New York, NY — On March 27, a coalition of 21 attorneys general (AGs) led by New York Attorney General Letitia James filed comments on the Food and Drug Administration’s (FDA) draft guidance on lead levels in food for babies and young children. In their comments, the AGs suggest a number of revisions to the guidance which would achieve a standard that is more protective.
As outlined in FDA’s draft guidance, lead exposure in infants and young children has been shown to cause developmental delays in learning and behavior, and is associated with a cascade of other health risks. The presence of lead in food for infants and young children has widespread effects and contributes to lead poisoning, which as the AGs note in their comments is a “core environmental justice issue,” where children in communities that are overburdened by pollution, often communities of color, are at greater risk of lead poisoning. Some of the coalition’s suggestions would include foods for children 3 and younger, rather than only 2 and younger; include grain-based snacks; and ensure FDA action levels are developed based on the higher consumption percentile of 97.5 instead of 90, protecting more of the population by reducing the amount of people exposed to lead in the covered foods. While the AGs note that it is important to maintain the availability and affordability of baby and toddler food, they point out there is no evidence of economic impacts if the FDA were to set more protective action levels.
“The AGs have made science-based suggestions to the FDA to strengthen protections for vulnerable young children,” said Bethany Davis Noll, Executive Director of the State Energy & Environmental Impact Center. “Parents should feel confident that the first foods they feed their children are safe and the suggestions in these comments will help the FDA to get there more quickly.”
Background — On June 28, 2022, a coalition of 22 AGs sent a letter to FDA and USDA on toxic metals in baby food stressing the need for immediate action addressing the issue.
The attorneys general of Arizona, California, Colorado, Connecticut, Delaware, Hawaii, Illinois, Maine, Maryland, Massachusetts, Michigan, Minnesota, Nevada, New Jersey, North Carolina, Oregon, Pennsylvania, Vermont, Washington, and Wisconsin joined AG James in filing the comments.
About the State Energy & Environmental Impact Center:
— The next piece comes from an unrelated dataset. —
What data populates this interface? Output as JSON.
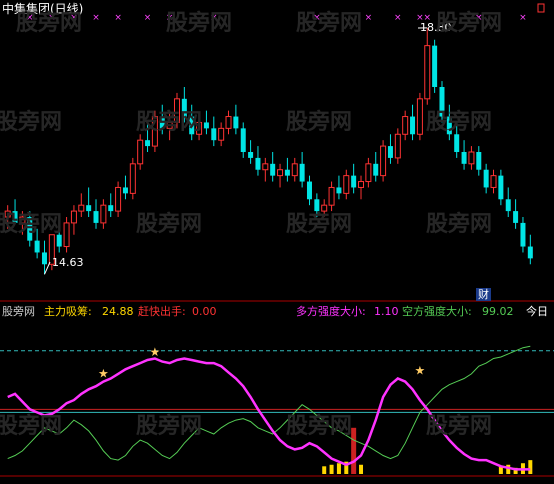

The State Energy & Environmental Impact Center at NYU School of Law is a nonpartisan academic center at NYU School of Law. The Center is dedicated to working towards a healthy and safe environment, guided by inclusive and equitable principles. The Center studies and supports the work of state attorneys general (AGs) in defending, enforcing, and promoting strong laws and policies in the areas of climate, environmental justice, environmental protection, and clean energy.